Could you reproduce every entry that follows, exactly as shown?
----------------
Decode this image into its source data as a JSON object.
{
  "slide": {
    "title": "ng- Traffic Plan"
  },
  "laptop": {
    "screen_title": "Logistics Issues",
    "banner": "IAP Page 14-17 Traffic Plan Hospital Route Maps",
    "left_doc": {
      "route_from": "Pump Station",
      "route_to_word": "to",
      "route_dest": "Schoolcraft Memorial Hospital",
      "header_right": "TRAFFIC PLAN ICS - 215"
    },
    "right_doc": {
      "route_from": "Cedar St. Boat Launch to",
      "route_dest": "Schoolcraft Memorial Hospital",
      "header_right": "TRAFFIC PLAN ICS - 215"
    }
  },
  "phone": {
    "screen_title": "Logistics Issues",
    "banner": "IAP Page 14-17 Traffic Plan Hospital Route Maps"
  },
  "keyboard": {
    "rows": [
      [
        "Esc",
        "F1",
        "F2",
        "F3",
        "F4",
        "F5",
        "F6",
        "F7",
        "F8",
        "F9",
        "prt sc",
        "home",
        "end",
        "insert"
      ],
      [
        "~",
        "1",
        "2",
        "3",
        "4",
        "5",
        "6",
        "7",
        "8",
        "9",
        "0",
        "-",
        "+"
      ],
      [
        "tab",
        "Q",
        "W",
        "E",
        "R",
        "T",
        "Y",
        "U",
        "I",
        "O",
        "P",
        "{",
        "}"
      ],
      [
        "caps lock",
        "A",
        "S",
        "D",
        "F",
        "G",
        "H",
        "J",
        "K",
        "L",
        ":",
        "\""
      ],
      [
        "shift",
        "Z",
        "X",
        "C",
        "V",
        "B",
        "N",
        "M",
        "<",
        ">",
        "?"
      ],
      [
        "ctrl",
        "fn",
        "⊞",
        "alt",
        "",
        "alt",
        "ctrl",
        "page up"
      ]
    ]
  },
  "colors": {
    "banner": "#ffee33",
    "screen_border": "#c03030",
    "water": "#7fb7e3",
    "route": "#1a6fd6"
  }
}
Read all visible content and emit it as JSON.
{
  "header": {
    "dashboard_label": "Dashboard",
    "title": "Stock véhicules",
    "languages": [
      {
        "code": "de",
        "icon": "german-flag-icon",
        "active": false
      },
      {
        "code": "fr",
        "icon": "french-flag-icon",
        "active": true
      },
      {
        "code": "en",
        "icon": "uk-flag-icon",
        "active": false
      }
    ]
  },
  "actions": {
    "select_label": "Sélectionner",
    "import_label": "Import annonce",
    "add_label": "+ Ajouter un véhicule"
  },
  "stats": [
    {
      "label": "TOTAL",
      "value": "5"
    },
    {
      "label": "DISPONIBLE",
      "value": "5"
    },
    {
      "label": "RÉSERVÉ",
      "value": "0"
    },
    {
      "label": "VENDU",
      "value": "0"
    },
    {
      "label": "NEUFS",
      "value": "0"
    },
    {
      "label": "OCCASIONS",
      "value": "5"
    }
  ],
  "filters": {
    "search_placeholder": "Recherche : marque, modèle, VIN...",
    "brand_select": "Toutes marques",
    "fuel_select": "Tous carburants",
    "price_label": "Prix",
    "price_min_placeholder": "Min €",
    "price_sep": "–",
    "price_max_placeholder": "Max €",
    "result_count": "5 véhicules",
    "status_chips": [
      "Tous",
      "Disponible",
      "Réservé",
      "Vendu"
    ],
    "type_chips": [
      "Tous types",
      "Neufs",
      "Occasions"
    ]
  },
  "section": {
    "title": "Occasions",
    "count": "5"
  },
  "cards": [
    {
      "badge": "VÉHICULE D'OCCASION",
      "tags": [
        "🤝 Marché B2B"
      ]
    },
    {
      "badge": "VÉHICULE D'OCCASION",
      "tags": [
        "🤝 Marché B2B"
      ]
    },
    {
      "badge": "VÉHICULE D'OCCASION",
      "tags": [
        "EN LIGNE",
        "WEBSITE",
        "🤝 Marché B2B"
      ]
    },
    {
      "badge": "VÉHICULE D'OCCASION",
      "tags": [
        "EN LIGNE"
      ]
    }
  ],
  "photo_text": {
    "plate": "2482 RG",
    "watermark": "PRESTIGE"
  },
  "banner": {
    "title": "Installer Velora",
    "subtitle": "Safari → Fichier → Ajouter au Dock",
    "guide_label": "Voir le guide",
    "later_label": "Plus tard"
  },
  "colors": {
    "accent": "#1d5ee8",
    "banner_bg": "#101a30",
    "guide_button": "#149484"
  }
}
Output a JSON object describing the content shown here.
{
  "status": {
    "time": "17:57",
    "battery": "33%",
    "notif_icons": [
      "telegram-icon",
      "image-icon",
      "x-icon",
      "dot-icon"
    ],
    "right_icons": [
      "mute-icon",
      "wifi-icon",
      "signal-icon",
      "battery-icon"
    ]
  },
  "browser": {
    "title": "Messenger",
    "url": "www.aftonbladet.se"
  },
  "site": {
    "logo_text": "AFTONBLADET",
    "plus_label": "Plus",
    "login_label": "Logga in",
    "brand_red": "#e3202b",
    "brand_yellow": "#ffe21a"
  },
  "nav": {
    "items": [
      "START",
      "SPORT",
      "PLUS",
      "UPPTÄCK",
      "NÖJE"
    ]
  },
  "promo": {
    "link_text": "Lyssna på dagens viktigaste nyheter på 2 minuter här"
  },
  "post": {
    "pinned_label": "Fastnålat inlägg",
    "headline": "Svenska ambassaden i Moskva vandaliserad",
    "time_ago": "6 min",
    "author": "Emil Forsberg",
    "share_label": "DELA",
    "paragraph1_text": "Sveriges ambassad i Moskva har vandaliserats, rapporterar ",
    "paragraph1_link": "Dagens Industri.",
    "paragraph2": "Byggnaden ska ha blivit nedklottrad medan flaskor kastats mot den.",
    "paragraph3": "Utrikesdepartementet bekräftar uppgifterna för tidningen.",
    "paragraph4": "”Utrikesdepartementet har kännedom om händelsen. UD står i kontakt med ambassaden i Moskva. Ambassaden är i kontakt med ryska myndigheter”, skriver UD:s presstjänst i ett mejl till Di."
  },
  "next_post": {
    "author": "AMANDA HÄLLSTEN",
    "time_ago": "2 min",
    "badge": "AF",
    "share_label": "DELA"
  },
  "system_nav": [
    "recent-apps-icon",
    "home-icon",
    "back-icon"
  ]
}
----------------
REPLY:
Decode this image into its source data as a JSON object.
{
  "slide": {
    "title": "ng- Traffic Plan"
  },
  "laptop": {
    "screen_title": "Logistics Issues",
    "banner": "IAP Page 14-17 Traffic Plan Hospital Route Maps",
    "left_doc": {
      "route_from": "Pump Station",
      "route_to_word": "to",
      "route_dest": "Schoolcraft Memorial Hospital",
      "header_right": "TRAFFIC PLAN ICS - 215"
    },
    "right_doc": {
      "route_from": "Cedar St. Boat Launch to",
      "route_dest": "Schoolcraft Memorial Hospital",
      "header_right": "TRAFFIC PLAN ICS - 215"
    }
  },
  "phone": {
    "screen_title": "Logistics Issues",
    "banner": "IAP Page 14-17 Traffic Plan Hospital Route Maps"
  },
  "keyboard": {
    "rows": [
      [
        "Esc",
        "F1",
        "F2",
        "F3",
        "F4",
        "F5",
        "F6",
        "F7",
        "F8",
        "F9",
        "prt sc",
        "home",
        "end",
        "insert"
      ],
      [
        "~",
        "1",
        "2",
        "3",
        "4",
        "5",
        "6",
        "7",
        "8",
        "9",
        "0",
        "-",
        "+"
      ],
      [
        "tab",
        "Q",
        "W",
        "E",
        "R",
        "T",
        "Y",
        "U",
        "I",
        "O",
        "P",
        "{",
        "}"
      ],
      [
        "caps lock",
        "A",
        "S",
        "D",
        "F",
        "G",
        "H",
        "J",
        "K",
        "L",
        ":",
        "\""
      ],
      [
        "shift",
        "Z",
        "X",
        "C",
        "V",
        "B",
        "N",
        "M",
        "<",
        ">",
        "?"
      ],
      [
        "ctrl",
        "fn",
        "⊞",
        "alt",
        "",
        "alt",
        "ctrl",
        "page up"
      ]
    ]
  },
  "colors": {
    "banner": "#ffee33",
    "screen_border": "#c03030",
    "water": "#7fb7e3",
    "route": "#1a6fd6"
  }
}
Read all visible content and emit it as JSON.
{
  "header": {
    "dashboard_label": "Dashboard",
    "title": "Stock véhicules",
    "languages": [
      {
        "code": "de",
        "icon": "german-flag-icon",
        "active": false
      },
      {
        "code": "fr",
        "icon": "french-flag-icon",
        "active": true
      },
      {
        "code": "en",
        "icon": "uk-flag-icon",
        "active": false
      }
    ]
  },
  "actions": {
    "select_label": "Sélectionner",
    "import_label": "Import annonce",
    "add_label": "+ Ajouter un véhicule"
  },
  "stats": [
    {
      "label": "TOTAL",
      "value": "5"
    },
    {
      "label": "DISPONIBLE",
      "value": "5"
    },
    {
      "label": "RÉSERVÉ",
      "value": "0"
    },
    {
      "label": "VENDU",
      "value": "0"
    },
    {
      "label": "NEUFS",
      "value": "0"
    },
    {
      "label": "OCCASIONS",
      "value": "5"
    }
  ],
  "filters": {
    "search_placeholder": "Recherche : marque, modèle, VIN...",
    "brand_select": "Toutes marques",
    "fuel_select": "Tous carburants",
    "price_label": "Prix",
    "price_min_placeholder": "Min €",
    "price_sep": "–",
    "price_max_placeholder": "Max €",
    "result_count": "5 véhicules",
    "status_chips": [
      "Tous",
      "Disponible",
      "Réservé",
      "Vendu"
    ],
    "type_chips": [
      "Tous types",
      "Neufs",
      "Occasions"
    ]
  },
  "section": {
    "title": "Occasions",
    "count": "5"
  },
  "cards": [
    {
      "badge": "VÉHICULE D'OCCASION",
      "tags": [
        "🤝 Marché B2B"
      ]
    },
    {
      "badge": "VÉHICULE D'OCCASION",
      "tags": [
        "🤝 Marché B2B"
      ]
    },
    {
      "badge": "VÉHICULE D'OCCASION",
      "tags": [
        "EN LIGNE",
        "WEBSITE",
        "🤝 Marché B2B"
      ]
    },
    {
      "badge": "VÉHICULE D'OCCASION",
      "tags": [
        "EN LIGNE"
      ]
    }
  ],
  "photo_text": {
    "plate": "2482 RG",
    "watermark": "PRESTIGE"
  },
  "banner": {
    "title": "Installer Velora",
    "subtitle": "Safari → Fichier → Ajouter au Dock",
    "guide_label": "Voir le guide",
    "later_label": "Plus tard"
  },
  "colors": {
    "accent": "#1d5ee8",
    "banner_bg": "#101a30",
    "guide_button": "#149484"
  }
}
Output a JSON object describing the content shown here.
{
  "status": {
    "time": "17:57",
    "battery": "33%",
    "notif_icons": [
      "telegram-icon",
      "image-icon",
      "x-icon",
      "dot-icon"
    ],
    "right_icons": [
      "mute-icon",
      "wifi-icon",
      "signal-icon",
      "battery-icon"
    ]
  },
  "browser": {
    "title": "Messenger",
    "url": "www.aftonbladet.se"
  },
  "site": {
    "logo_text": "AFTONBLADET",
    "plus_label": "Plus",
    "login_label": "Logga in",
    "brand_red": "#e3202b",
    "brand_yellow": "#ffe21a"
  },
  "nav": {
    "items": [
      "START",
      "SPORT",
      "PLUS",
      "UPPTÄCK",
      "NÖJE"
    ]
  },
  "promo": {
    "link_text": "Lyssna på dagens viktigaste nyheter på 2 minuter här"
  },
  "post": {
    "pinned_label": "Fastnålat inlägg",
    "headline": "Svenska ambassaden i Moskva vandaliserad",
    "time_ago": "6 min",
    "author": "Emil Forsberg",
    "share_label": "DELA",
    "paragraph1_text": "Sveriges ambassad i Moskva har vandaliserats, rapporterar ",
    "paragraph1_link": "Dagens Industri.",
    "paragraph2": "Byggnaden ska ha blivit nedklottrad medan flaskor kastats mot den.",
    "paragraph3": "Utrikesdepartementet bekräftar uppgifterna för tidningen.",
    "paragraph4": "”Utrikesdepartementet har kännedom om händelsen. UD står i kontakt med ambassaden i Moskva. Ambassaden är i kontakt med ryska myndigheter”, skriver UD:s presstjänst i ett mejl till Di."
  },
  "next_post": {
    "author": "AMANDA HÄLLSTEN",
    "time_ago": "2 min",
    "badge": "AF",
    "share_label": "DELA"
  },
  "system_nav": [
    "recent-apps-icon",
    "home-icon",
    "back-icon"
  ]
}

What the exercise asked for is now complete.